“We’re starting to built momentum,” Considine said Monday, “but it’s a long shot at this point.”

St. Paul Mayor Chris Coleman added his name to the effort Monday and tweeted that he hopes his nearly 10,000 followers will do likewise. And musicians Trampled by Turtles and Atmosphere told Considine they will reach out to their fans.

“I think it’s time to do some healing and reconciliation,” said Considine, 59, a 16-year council veteran and retired county jail counselor.

He said he’s been researching the bloody, six-week U.S.-Dakota War since its solemn 150th anniversary two years ago. Considine’s ancestor was killed in the Civil War near Nashville and that soldier’s daughter — his great-great grandmother — witnessed the Mankato hangings.

He launched the petition after some residents resisted a memorial, arguing the hanged Dakota had been convicted in court.

His petition focuses on the trials of 392 Dakota in front of a military court set up by Henry Sibley, Minnesota’s first governor.

“Of almost 400 trials, they lasted on average three to five minutes,” Considine said.

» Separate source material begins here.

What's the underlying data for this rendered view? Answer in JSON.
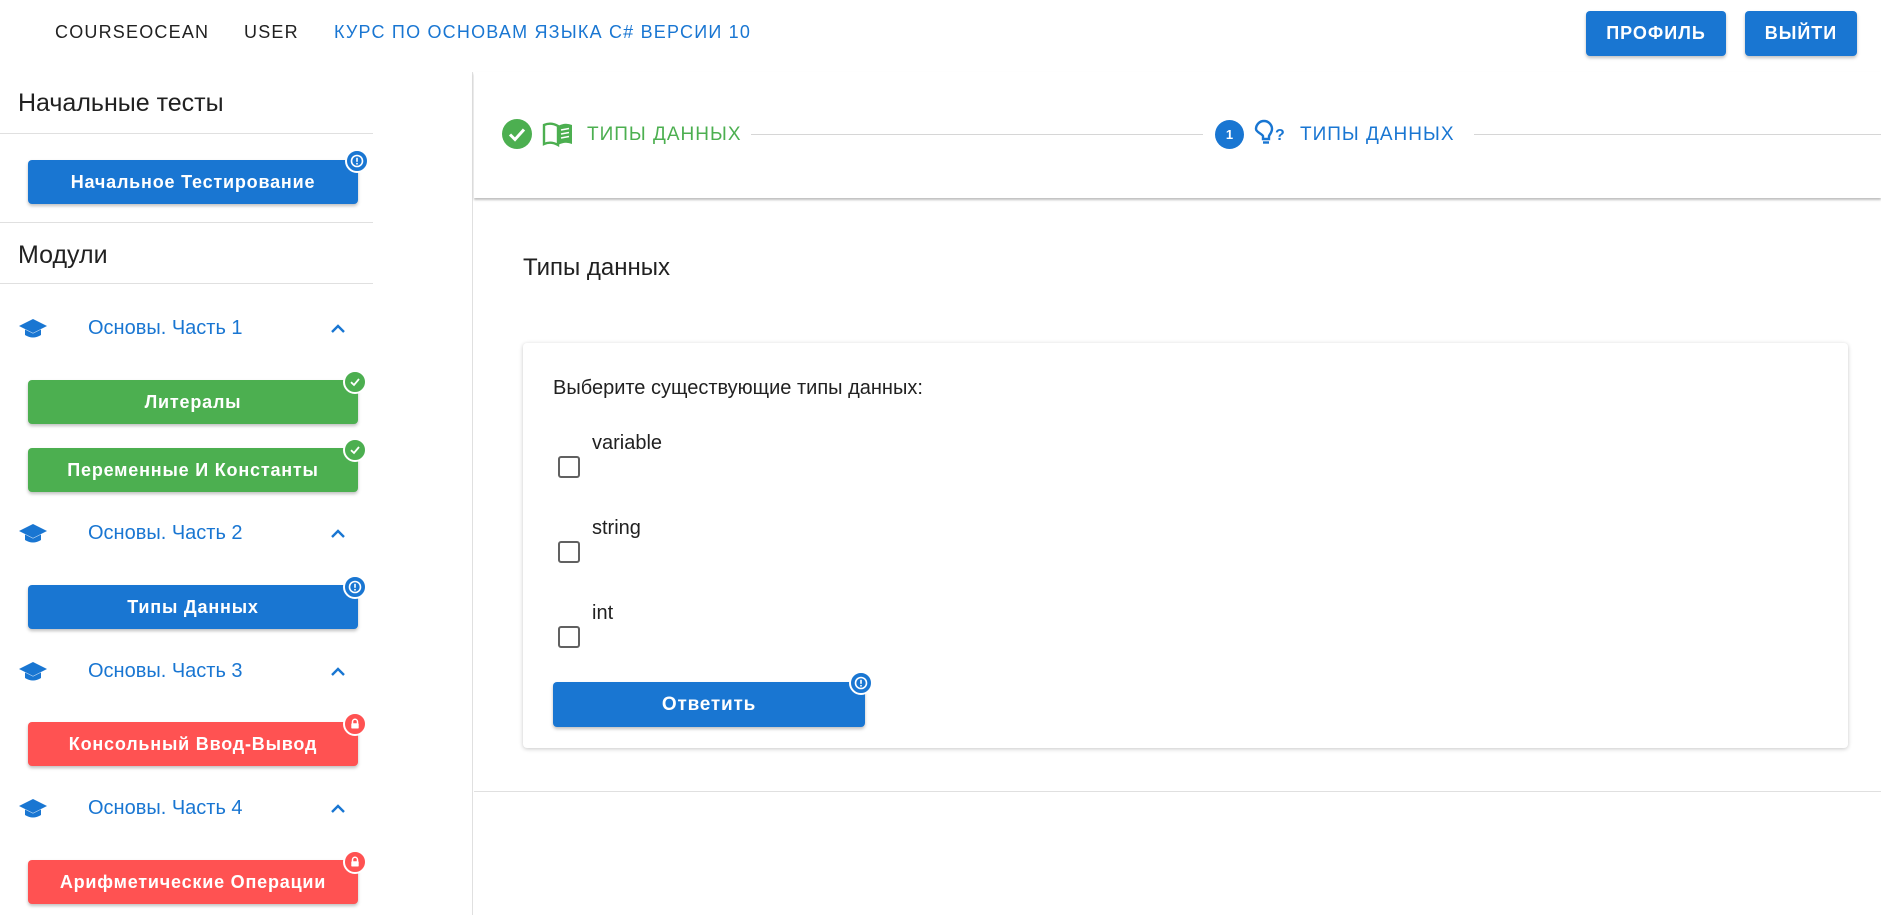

He points out that the Dakota had no defense attorneys and the proceedings were done in English. In the end, 303 Dakota were convicted to be hanged. But President Lincoln stepped in and reduced the list to 38, hanged the day after Christmas 1862. Two other Dakota leaders were kidnapped in Canada and hanged the next year at Fort Snelling.

Historians argue the first 29 trials, which alleged murder or rape, took some time. The military commission brought in many women to testify. The rest of the 263 cases were speedier affairs, with as many as 40 men tried a day.

Considine’s petition is already coming under attack from some settlers’ descendants, who point out the brutality involved in many killings of an estimated 600 mostly immigrant farmers during the war.

“The petition is grossly inaccurate or materially misleading on virtually every point it makes,” said Walt Bachman, a New York lawyer, historian and author on the subject whose great-great-grandfather was killed early in the war.

“The historical evidence, the trial records, and Lincoln’s review of the trials, in my view, would not warrant blanket pardons of all of the men found guilty of murder, rape, or other war crimes,” Bachman said.

He points out that the Dakota trials “were virtually indistinguishable” from trials of Union soldiers charged with rape or murder, tried without lawyers and executed on Lincoln’s orders during the Civil War which raged down South at the same time as the U.S.-Dakota War.

“If the basic premises of Considine’s petition are accepted — that blanket pardons should be granted to all unsophisticated defendants who were tried by military tribunals without benefit of legal counsel — there will be a considerable numbers of Union soldiers who would also warrant a pardon on the same grounds,” Bachman said.

To learn more about the U.S.-Dakota War, see the Star Tribune’s six-part series at